_TASK DIRECTIONS_
Search the entries below for "What's the underlying". Give that line and all the lines after it again, exactly, through the last, without pictures.

INPUT RECORDS Start Marker

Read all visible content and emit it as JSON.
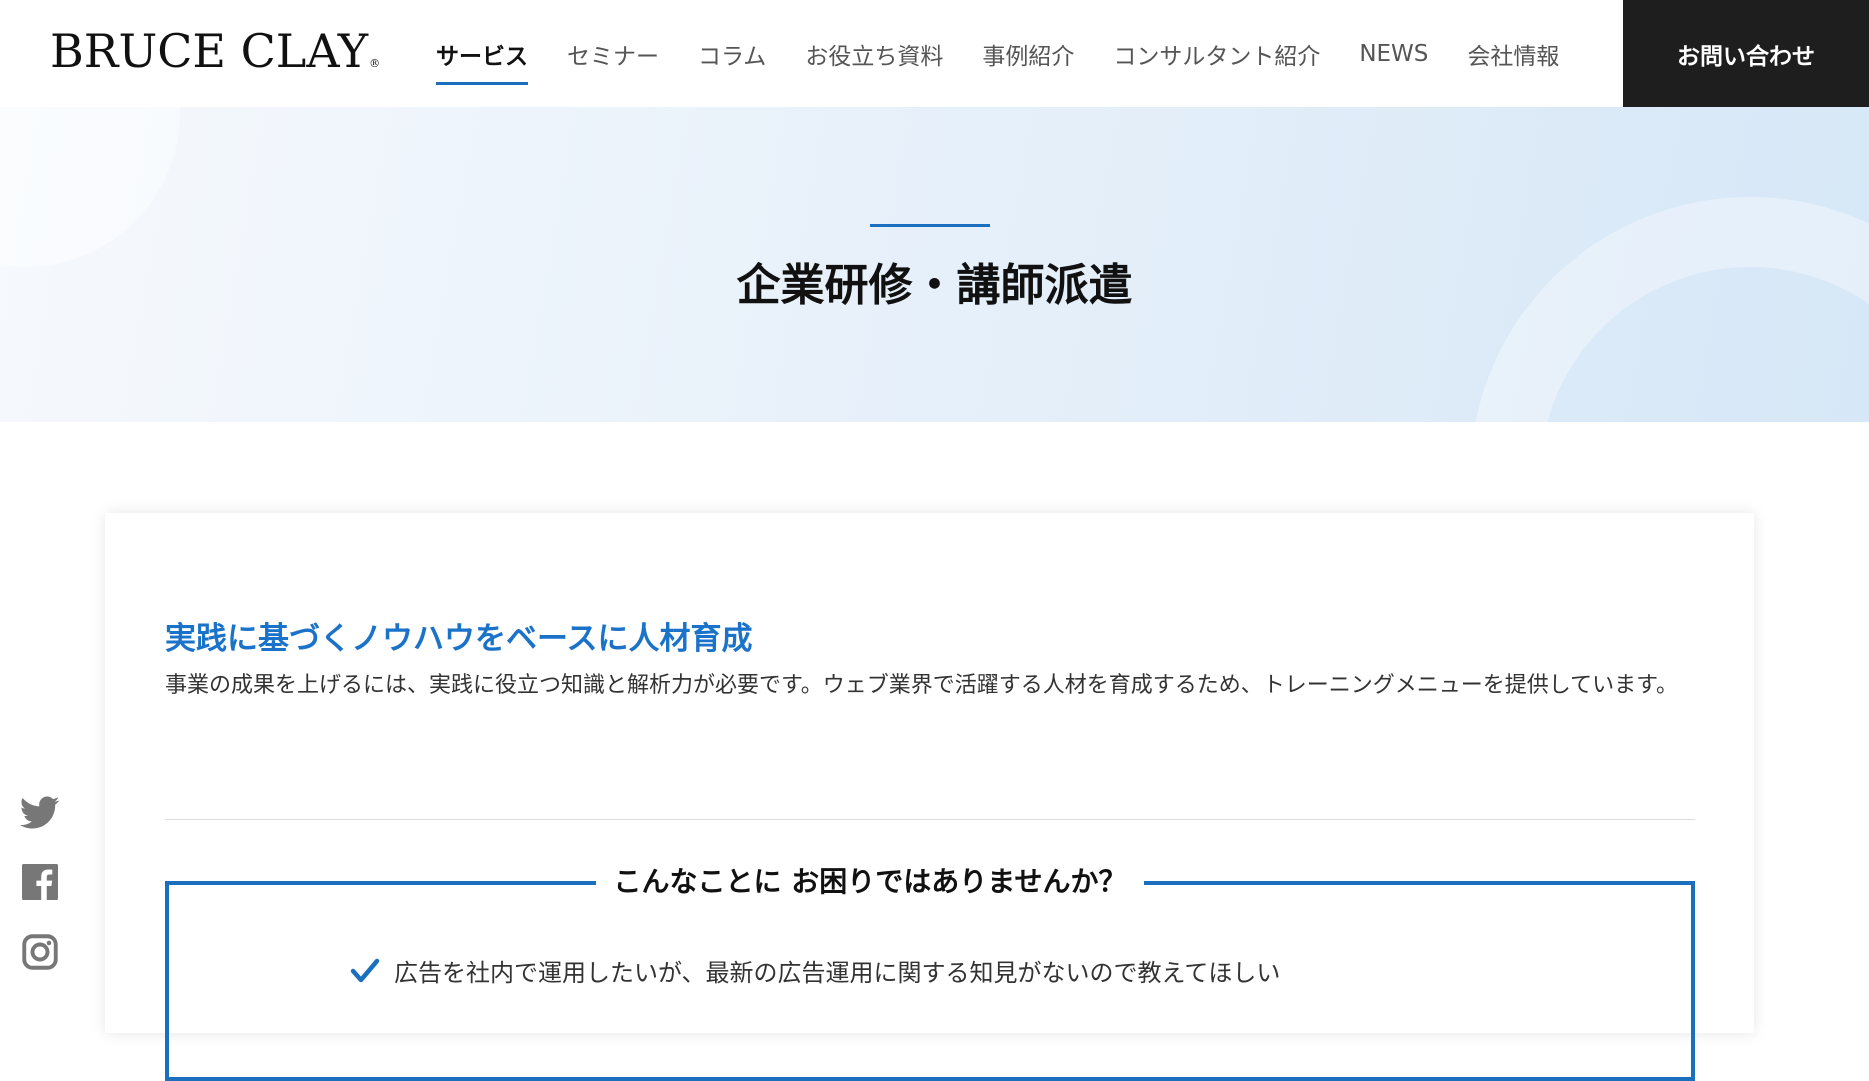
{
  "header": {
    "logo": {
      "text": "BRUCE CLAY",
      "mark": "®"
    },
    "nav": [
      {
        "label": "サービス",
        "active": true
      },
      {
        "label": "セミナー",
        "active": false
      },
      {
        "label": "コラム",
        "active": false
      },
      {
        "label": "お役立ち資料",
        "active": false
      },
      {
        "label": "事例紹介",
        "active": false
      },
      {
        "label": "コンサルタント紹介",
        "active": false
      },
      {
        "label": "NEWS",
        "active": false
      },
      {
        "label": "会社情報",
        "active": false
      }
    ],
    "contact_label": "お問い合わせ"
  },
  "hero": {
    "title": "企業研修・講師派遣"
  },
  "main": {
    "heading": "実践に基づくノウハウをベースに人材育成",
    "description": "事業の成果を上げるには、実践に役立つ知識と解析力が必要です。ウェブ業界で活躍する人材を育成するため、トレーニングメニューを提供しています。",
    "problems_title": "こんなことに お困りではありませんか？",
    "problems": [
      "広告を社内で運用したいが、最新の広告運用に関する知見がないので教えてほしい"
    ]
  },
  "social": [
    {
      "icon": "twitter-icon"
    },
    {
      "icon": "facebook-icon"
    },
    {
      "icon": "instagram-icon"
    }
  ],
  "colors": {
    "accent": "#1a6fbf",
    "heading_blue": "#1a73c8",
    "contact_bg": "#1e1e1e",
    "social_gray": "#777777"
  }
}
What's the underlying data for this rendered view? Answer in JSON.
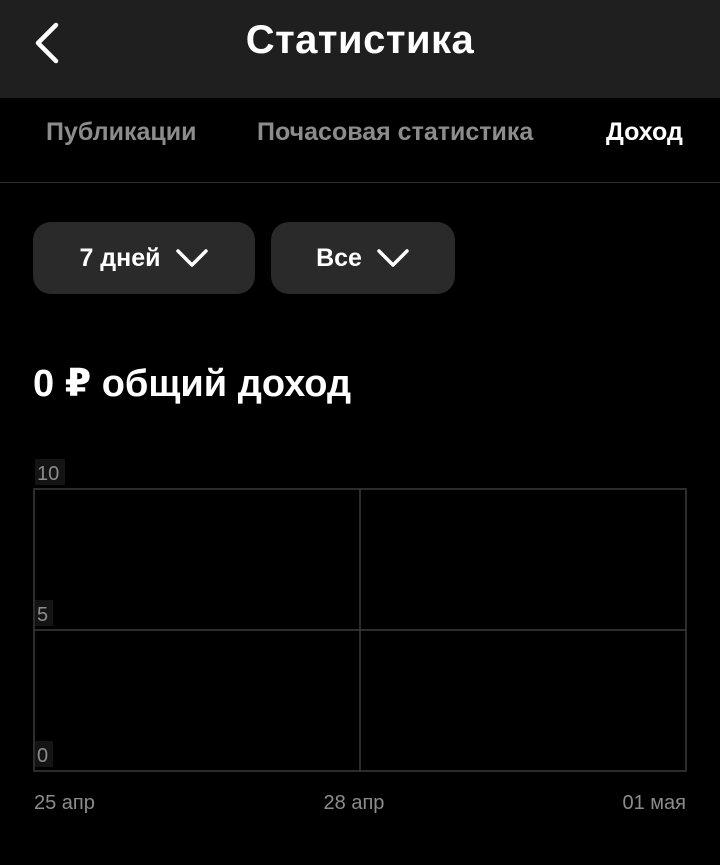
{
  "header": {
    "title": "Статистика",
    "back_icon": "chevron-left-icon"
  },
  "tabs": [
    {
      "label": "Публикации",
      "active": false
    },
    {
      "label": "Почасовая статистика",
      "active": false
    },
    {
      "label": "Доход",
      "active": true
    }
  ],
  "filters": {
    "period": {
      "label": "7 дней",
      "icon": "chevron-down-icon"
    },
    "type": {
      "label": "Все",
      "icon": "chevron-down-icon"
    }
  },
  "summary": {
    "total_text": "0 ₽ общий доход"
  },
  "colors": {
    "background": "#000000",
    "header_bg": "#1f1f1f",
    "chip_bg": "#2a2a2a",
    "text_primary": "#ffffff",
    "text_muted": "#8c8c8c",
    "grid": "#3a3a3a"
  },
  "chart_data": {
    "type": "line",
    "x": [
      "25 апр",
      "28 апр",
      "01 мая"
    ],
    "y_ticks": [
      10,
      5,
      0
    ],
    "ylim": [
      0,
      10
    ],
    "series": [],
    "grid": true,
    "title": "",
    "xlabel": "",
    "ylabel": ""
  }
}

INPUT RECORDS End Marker

_EXPECTED OUTPUT_
What's the underlying data for this rendered view? Answer in JSON.
{
  "header": {
    "title": "Статистика",
    "back_icon": "chevron-left-icon"
  },
  "tabs": [
    {
      "label": "Публикации",
      "active": false
    },
    {
      "label": "Почасовая статистика",
      "active": false
    },
    {
      "label": "Доход",
      "active": true
    }
  ],
  "filters": {
    "period": {
      "label": "7 дней",
      "icon": "chevron-down-icon"
    },
    "type": {
      "label": "Все",
      "icon": "chevron-down-icon"
    }
  },
  "summary": {
    "total_text": "0 ₽ общий доход"
  },
  "colors": {
    "background": "#000000",
    "header_bg": "#1f1f1f",
    "chip_bg": "#2a2a2a",
    "text_primary": "#ffffff",
    "text_muted": "#8c8c8c",
    "grid": "#3a3a3a"
  },
  "chart_data": {
    "type": "line",
    "x": [
      "25 апр",
      "28 апр",
      "01 мая"
    ],
    "y_ticks": [
      10,
      5,
      0
    ],
    "ylim": [
      0,
      10
    ],
    "series": [],
    "grid": true,
    "title": "",
    "xlabel": "",
    "ylabel": ""
  }
}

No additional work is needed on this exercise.